Tuesday, February 5, 2008

This Just, Deliciously, In

Curt Schilling has added bylines to each entry on his blog. Yes, his blog, the one that reads "Curt Schilling’s Official Blog" at the top because only Curt Schilling posts on it. It also has a photo of Schilling pitching, with Schilling's signature. Also, it is named "38 Pitches;" Schilling wears number 38 and is a pitcher.

Maybe I'm being unfair. When a recent post ended its title with just one exclamation point rather than five--without changing fonts in the middle of a single sentence--I did for a moment doubt the identity of the author.

Tuesday, January 29, 2008

Hold On, Twins!
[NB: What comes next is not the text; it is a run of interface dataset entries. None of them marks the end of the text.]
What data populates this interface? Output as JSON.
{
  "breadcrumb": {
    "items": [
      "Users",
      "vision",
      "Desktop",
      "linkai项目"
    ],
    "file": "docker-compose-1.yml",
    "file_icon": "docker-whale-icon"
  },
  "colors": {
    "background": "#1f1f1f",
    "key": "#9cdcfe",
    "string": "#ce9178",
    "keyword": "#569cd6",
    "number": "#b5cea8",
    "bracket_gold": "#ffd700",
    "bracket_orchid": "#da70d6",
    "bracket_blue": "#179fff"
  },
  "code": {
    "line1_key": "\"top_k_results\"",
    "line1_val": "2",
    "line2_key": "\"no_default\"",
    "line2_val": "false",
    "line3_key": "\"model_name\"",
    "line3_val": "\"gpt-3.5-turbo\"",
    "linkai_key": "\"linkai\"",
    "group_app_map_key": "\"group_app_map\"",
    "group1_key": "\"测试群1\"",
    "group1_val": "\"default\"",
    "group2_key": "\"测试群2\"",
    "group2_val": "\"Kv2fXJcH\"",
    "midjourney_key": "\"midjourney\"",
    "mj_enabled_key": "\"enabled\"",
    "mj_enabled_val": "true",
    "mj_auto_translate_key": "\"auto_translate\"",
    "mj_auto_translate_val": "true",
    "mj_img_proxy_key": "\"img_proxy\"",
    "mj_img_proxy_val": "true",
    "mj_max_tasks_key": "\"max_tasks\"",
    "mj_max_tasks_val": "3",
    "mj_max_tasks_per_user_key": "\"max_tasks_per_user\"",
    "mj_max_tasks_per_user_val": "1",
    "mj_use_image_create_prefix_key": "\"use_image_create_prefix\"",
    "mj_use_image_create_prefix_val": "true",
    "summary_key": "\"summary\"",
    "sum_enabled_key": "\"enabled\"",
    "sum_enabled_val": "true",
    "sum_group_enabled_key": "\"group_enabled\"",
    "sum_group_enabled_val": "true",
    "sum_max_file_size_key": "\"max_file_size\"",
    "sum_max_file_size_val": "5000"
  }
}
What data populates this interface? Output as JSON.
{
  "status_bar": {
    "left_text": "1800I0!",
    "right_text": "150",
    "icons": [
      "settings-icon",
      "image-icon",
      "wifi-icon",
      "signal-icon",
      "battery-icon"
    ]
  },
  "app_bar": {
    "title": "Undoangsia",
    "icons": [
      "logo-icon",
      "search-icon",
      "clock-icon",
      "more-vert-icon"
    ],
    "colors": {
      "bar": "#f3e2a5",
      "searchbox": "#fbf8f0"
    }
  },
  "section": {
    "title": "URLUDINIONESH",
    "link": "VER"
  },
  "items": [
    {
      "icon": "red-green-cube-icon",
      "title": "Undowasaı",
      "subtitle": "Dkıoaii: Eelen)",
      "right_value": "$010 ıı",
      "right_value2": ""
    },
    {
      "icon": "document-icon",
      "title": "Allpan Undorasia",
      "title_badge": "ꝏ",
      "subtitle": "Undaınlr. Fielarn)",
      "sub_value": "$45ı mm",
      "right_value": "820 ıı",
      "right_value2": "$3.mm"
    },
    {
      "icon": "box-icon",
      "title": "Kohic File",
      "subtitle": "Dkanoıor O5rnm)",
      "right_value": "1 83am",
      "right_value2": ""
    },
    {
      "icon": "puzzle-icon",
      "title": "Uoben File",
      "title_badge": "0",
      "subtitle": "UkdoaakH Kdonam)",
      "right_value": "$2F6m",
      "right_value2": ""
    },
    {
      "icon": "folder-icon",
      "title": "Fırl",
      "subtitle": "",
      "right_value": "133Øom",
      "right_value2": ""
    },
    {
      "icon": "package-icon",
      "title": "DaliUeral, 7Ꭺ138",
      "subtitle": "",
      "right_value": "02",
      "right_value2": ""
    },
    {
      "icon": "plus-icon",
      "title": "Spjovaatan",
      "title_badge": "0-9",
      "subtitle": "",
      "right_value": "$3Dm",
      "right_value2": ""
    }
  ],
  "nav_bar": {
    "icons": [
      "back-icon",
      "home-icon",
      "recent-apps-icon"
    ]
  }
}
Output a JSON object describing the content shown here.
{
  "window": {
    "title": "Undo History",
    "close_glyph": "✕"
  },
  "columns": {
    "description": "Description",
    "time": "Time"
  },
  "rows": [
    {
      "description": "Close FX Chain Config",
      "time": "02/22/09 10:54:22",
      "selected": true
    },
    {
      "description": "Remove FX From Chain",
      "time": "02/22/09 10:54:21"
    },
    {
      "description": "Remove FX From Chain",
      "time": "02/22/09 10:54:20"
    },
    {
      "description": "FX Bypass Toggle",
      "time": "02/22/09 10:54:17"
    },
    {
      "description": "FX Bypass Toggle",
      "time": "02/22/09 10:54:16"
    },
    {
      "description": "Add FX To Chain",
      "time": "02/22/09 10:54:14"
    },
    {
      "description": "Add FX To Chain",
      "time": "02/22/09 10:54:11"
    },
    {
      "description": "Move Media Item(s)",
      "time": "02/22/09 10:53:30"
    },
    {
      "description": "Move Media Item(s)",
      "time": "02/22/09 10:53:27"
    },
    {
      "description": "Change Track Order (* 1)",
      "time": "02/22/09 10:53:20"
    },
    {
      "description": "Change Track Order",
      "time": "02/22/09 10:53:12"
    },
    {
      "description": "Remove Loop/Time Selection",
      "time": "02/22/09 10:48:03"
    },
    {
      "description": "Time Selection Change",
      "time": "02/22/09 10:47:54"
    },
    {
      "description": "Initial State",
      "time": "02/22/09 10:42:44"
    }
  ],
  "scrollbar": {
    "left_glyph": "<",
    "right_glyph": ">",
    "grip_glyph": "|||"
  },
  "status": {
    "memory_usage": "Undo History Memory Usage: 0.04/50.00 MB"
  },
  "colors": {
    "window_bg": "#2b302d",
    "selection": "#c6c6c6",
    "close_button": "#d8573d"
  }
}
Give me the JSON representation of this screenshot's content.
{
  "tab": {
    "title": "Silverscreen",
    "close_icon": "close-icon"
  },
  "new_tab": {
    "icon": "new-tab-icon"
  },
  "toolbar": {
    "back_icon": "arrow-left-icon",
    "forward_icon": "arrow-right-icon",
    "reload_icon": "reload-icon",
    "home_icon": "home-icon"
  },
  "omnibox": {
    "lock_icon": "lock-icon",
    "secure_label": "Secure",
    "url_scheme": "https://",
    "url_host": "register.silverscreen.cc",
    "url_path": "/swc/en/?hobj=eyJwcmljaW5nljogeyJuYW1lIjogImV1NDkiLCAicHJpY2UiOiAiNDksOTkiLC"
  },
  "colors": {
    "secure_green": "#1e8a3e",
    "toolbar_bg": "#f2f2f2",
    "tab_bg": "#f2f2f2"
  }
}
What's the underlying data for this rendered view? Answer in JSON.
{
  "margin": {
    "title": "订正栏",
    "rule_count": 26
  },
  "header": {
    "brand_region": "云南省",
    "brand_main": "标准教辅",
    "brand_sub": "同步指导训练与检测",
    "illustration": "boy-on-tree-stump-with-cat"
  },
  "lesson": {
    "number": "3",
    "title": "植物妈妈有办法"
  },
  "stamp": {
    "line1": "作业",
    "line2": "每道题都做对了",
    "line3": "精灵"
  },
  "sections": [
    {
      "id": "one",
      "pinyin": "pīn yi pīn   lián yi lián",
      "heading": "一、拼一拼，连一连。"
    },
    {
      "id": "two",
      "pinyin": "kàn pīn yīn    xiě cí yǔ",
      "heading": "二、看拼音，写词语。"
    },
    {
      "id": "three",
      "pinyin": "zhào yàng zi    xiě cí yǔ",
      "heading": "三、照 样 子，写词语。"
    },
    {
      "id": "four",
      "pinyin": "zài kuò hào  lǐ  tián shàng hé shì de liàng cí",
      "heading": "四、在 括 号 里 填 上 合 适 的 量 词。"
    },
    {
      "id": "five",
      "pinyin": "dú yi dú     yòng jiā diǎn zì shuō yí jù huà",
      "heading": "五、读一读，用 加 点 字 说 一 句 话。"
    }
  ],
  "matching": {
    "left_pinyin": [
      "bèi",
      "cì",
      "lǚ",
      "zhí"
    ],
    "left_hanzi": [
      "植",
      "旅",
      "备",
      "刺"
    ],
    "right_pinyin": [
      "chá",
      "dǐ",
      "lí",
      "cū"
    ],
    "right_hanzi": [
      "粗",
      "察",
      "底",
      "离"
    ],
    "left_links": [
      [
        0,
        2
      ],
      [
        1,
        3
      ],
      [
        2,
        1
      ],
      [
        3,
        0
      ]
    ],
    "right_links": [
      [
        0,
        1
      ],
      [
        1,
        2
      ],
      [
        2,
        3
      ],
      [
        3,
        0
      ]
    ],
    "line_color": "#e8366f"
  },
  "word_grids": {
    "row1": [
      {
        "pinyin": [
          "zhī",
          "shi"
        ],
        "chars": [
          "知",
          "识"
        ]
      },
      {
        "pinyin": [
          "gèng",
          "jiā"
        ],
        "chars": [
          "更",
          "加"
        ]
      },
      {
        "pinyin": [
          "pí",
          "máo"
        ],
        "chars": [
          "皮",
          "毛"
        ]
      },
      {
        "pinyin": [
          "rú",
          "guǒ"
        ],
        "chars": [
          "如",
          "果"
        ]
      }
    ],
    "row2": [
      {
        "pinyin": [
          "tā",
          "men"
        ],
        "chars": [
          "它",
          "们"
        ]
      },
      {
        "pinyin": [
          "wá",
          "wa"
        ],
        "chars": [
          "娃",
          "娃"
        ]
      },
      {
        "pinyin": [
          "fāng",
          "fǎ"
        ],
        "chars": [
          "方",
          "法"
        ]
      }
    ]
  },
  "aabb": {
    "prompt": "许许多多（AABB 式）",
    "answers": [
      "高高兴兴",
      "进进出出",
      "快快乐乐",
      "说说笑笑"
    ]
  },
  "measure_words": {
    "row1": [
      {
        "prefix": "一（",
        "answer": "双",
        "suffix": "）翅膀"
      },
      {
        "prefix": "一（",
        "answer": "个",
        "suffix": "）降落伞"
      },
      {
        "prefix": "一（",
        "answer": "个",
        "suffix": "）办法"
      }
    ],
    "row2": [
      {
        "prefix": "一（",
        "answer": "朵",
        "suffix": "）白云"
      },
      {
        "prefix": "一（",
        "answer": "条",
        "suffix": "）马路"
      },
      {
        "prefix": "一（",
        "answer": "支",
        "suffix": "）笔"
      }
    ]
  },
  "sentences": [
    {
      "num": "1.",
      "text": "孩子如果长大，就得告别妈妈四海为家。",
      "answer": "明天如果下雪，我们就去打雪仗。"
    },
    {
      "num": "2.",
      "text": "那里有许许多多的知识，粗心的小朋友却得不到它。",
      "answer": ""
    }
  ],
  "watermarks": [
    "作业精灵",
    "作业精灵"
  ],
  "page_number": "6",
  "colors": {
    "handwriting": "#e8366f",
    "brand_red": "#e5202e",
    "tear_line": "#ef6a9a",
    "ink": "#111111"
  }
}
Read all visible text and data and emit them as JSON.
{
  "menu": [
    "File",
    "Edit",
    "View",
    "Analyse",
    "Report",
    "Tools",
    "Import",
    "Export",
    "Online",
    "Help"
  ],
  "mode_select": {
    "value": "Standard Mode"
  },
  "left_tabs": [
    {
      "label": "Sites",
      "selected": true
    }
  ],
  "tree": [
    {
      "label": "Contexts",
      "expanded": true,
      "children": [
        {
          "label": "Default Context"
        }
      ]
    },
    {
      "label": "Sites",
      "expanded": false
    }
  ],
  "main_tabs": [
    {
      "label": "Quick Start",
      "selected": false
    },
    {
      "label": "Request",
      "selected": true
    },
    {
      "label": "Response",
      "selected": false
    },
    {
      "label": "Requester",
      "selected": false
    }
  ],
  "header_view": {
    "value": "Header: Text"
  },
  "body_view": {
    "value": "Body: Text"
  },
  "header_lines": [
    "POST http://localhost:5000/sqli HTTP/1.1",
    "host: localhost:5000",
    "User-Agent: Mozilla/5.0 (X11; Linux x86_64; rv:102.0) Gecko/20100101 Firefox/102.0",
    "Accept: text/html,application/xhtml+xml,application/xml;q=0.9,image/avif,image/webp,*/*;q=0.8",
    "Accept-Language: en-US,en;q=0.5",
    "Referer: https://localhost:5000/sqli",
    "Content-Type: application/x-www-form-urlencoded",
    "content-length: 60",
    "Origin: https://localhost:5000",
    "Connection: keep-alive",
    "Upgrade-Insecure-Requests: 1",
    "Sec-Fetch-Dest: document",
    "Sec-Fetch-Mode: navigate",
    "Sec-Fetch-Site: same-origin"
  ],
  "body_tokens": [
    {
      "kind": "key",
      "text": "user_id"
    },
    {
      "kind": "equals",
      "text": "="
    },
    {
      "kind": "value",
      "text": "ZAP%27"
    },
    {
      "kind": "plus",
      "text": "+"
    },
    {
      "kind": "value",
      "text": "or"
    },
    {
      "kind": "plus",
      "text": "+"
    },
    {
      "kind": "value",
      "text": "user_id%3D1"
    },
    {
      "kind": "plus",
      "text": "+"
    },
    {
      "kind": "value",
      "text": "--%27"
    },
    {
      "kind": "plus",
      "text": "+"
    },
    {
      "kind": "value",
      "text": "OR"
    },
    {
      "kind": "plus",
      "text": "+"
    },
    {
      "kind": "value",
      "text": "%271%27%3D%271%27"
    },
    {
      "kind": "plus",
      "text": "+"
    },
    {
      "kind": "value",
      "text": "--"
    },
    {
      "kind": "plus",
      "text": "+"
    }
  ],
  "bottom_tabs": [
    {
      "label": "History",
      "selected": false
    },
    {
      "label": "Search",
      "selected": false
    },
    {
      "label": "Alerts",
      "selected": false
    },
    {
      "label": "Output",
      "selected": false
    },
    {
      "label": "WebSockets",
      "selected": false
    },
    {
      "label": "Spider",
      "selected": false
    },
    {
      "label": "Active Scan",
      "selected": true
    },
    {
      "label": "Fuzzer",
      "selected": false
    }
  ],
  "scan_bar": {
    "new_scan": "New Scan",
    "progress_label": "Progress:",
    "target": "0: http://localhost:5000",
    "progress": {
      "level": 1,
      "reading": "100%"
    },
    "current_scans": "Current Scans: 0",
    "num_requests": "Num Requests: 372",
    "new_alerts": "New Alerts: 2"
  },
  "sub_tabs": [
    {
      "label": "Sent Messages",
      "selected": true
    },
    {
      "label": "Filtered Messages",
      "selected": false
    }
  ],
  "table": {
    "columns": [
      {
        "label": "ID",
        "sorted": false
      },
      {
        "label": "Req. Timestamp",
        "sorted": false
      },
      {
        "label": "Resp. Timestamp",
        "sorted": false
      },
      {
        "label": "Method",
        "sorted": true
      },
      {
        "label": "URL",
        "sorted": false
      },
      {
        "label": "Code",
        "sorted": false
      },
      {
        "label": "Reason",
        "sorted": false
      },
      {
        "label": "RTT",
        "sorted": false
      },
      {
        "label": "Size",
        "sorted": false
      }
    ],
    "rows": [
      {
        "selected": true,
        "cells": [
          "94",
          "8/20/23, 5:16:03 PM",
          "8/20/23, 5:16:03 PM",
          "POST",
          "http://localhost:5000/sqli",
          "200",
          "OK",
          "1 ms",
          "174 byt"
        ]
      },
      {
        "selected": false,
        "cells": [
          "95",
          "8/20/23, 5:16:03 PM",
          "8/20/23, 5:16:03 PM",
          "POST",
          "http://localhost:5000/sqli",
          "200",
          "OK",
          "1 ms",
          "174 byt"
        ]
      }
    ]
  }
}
Before you, Twins, sign on the dotted line--trading probably the best pitcher in baseball for an outfielder and three pitching prospects, the centerpiece being 18 years old, an age at which he might become a quite fine ballplayer or might instead run off with his girlfriend of three months to live out the rest of his days amongst the Bushmen of the Kalahari--please consider my offer.

For Johan Santana, I will deliver a you "grab bag" of eight young, male Cuban refugees. There's a decent chance a few of them could go on to play ball.

I'm not sure how I'll get them in the country. And I don't yet have a baseball team. For Johan Santana, I can figure out the details. As long as you're giving away Santana for youths brimming with verve--though perhaps not facial hair--you've got to like my offer over the Mets' mere four-prospect deal. For every Met, you would get two fresh Cubans. If you drive a hard bargain, I'll make sure they really look like ballplayers.